Countless tragedies have occurred because of denial of access or ability to decide on the health of a loved one because the hospital would only recognize the rights of a blood relative.
I’m happy to report that my state, North Carolina, recently put this into place on its own, as you’ll see in the memo.
According to the White House, these measures could require substantive changes to the visitation policies of hospitals in at least twenty-five states whose laws do not currently require the extension of visitation rights, and will hold hospitals participating in Medicaid or Medicare to the highest care standards nationwide.
The changes in this official memorandum also benefits widows and widowers without children, members of religious orders, and others whom otherwise may not have been able to receive visits from good friends and loved ones who are not immediate relatives, or select them to make decisions on their behalf in case of incapacitation.
David Dayen at Firedoglake:
The order seeks to give health care providers the best access to patient’s medical histories from their loved ones, and to get the proper intermediaries to communicate medical decisions for those incapacitated. And it provides some basic fairness to all patients, but particularly those in the LGBT community. This would be enforced by applying it to any hospital receiving Medicare or Medicaid funding, which makes it virtually universal.
Hospital visitation is important, and this is a compassionate order. But it’s a small step in the grand scheme of things, one that the President has offered in the past in place of movement on marriage equality or repealing the Defense of Marriage Act. AmericaBlog’s Joe Subday, reacting to this order, said he’d rather the President get around to those weightier issues.
The President will probably not be able to get by along the edges, given the harm alrady done in the relationship with the LGBT community. ENDA’s prospects look decent in the House, but repealing Don’t Ask Don’t Tell seems stalled, as the military has apparently succeeded in delaying it. Unless and until there’s movement on those issues, these lesser orders will be met with a smile and a tapping of the foot, waiting for the campaign promises to be kept.

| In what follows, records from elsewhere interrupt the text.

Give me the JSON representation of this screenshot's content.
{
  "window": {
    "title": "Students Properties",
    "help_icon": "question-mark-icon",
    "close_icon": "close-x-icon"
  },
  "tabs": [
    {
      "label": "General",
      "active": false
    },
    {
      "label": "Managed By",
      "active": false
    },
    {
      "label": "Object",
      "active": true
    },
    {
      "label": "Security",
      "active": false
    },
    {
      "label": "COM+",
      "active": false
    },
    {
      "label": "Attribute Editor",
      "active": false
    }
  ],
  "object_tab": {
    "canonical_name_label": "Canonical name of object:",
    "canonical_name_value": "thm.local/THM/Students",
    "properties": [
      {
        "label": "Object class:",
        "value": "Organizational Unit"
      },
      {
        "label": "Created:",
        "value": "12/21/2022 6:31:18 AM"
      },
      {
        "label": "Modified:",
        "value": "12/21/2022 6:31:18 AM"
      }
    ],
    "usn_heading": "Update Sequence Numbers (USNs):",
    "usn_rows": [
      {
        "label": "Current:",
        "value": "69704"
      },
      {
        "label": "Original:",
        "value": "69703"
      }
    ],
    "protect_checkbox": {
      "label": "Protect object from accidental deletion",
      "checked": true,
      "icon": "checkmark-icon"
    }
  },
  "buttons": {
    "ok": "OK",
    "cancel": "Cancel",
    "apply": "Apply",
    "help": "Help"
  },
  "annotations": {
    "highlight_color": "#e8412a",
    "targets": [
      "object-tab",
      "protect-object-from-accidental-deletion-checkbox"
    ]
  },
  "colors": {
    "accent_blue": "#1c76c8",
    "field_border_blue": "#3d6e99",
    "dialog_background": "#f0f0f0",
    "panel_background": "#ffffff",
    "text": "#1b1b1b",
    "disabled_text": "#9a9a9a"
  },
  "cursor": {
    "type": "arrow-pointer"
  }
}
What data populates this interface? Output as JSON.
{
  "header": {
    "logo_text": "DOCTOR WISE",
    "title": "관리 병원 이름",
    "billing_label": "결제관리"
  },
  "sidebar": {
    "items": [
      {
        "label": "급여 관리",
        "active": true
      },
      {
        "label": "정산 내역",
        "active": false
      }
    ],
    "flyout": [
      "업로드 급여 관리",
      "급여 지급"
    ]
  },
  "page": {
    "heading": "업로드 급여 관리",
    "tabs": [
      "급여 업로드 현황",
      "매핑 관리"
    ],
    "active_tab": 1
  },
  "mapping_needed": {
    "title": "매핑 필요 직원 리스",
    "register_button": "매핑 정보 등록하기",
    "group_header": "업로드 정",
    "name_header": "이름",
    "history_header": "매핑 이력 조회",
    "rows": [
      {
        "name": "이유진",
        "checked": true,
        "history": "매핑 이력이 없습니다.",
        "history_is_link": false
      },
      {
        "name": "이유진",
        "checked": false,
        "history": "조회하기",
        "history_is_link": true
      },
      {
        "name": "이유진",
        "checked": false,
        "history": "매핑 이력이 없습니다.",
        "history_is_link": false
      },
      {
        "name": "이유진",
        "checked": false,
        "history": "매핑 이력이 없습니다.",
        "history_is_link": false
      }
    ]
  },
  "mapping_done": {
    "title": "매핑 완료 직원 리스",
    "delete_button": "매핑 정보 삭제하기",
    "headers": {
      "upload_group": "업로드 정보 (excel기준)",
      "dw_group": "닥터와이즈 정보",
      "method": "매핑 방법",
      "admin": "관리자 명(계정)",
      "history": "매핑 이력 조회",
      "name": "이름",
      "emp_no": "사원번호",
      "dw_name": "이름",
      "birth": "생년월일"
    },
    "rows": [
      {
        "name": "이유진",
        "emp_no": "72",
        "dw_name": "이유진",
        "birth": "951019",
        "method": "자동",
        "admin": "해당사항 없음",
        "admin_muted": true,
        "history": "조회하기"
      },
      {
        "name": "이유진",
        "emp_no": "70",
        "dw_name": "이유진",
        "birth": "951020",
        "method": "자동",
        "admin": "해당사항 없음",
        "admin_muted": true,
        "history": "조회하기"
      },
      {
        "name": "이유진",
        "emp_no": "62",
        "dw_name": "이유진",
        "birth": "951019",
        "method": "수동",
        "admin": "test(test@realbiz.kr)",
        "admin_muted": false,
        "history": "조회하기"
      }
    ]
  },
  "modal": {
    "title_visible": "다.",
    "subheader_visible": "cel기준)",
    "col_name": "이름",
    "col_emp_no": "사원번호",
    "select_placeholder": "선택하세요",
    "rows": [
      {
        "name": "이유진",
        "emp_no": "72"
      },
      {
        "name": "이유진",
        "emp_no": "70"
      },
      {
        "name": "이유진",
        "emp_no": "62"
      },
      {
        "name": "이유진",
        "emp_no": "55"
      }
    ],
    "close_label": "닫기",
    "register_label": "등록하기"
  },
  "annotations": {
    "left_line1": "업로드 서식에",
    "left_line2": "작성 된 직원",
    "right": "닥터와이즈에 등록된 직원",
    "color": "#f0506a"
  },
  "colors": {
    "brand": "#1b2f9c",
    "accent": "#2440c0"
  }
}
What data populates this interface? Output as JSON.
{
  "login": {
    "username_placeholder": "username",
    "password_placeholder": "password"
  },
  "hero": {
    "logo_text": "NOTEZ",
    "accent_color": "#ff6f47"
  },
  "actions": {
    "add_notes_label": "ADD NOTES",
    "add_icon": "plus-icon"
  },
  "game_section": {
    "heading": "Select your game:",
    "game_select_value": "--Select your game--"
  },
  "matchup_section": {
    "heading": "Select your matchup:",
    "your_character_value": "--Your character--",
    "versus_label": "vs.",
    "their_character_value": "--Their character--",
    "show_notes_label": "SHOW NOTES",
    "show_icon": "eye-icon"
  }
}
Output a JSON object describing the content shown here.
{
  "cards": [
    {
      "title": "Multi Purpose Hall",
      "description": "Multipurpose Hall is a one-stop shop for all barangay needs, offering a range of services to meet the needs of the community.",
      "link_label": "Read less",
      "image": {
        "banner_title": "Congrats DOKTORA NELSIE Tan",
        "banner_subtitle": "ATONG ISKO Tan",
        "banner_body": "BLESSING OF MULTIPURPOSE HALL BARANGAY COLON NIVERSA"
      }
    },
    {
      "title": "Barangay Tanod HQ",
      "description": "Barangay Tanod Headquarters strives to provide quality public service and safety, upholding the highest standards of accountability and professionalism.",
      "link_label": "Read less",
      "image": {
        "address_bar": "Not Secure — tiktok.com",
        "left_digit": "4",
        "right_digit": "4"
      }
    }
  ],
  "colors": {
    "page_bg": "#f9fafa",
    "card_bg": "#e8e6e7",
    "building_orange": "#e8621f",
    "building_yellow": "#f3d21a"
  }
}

Joe Sudbay at AMERICABlog:
Last June, when NBC News anchor Brian Williams asked the President about marriage equality, Obama gave an answer instead about hospital visitation:
BRIAN WILLIAMS: Do gay and lesbian couples who wish to marry in this country have a friend in the White House?
PRESIDENT OBAMA: I think gays and lesbians, uh, have a friend in the White House (pause) because I’ve consistently committed myself to civil unions, making sure that they have the ability to visit each other in hospitals, uh, that they are able to access benefits, uh, that they are, uh, have a whole host of legal rights that they currently, uh, do not have. Uh, I don’t think that, uh, it makes sense for, uh, the federal government to get in the business of determining what marriage is, uh, that isn’t, uh, traditionally the federal government’s role.
Weak answer. And, some of us are still wondering if we have a friend in the White House. Obviously, making sure gays and lesbians have “the ability to visit each other in hospitals” became a key issue for the President. At least he’s starting to deliver on that one. It’s nice. But, frankly, I’d prefer he work on repealing DOMA and finally get around to supporting marriage equality.